▼

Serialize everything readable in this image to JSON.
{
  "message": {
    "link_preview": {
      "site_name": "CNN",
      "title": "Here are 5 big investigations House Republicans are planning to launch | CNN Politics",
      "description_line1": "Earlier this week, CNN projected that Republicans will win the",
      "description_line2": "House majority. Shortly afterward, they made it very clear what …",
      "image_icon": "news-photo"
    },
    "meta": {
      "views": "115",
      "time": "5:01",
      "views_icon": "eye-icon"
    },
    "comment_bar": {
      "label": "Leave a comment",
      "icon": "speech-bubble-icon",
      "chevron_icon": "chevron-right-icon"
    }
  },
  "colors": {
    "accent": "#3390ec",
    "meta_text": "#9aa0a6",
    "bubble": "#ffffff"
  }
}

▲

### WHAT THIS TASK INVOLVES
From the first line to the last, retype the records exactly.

### REPLY
Serialize everything readable in this image to JSON.
{
  "message": {
    "link_preview": {
      "site_name": "CNN",
      "title": "Here are 5 big investigations House Republicans are planning to launch | CNN Politics",
      "description_line1": "Earlier this week, CNN projected that Republicans will win the",
      "description_line2": "House majority. Shortly afterward, they made it very clear what …",
      "image_icon": "news-photo"
    },
    "meta": {
      "views": "115",
      "time": "5:01",
      "views_icon": "eye-icon"
    },
    "comment_bar": {
      "label": "Leave a comment",
      "icon": "speech-bubble-icon",
      "chevron_icon": "chevron-right-icon"
    }
  },
  "colors": {
    "accent": "#3390ec",
    "meta_text": "#9aa0a6",
    "bubble": "#ffffff"
  }
}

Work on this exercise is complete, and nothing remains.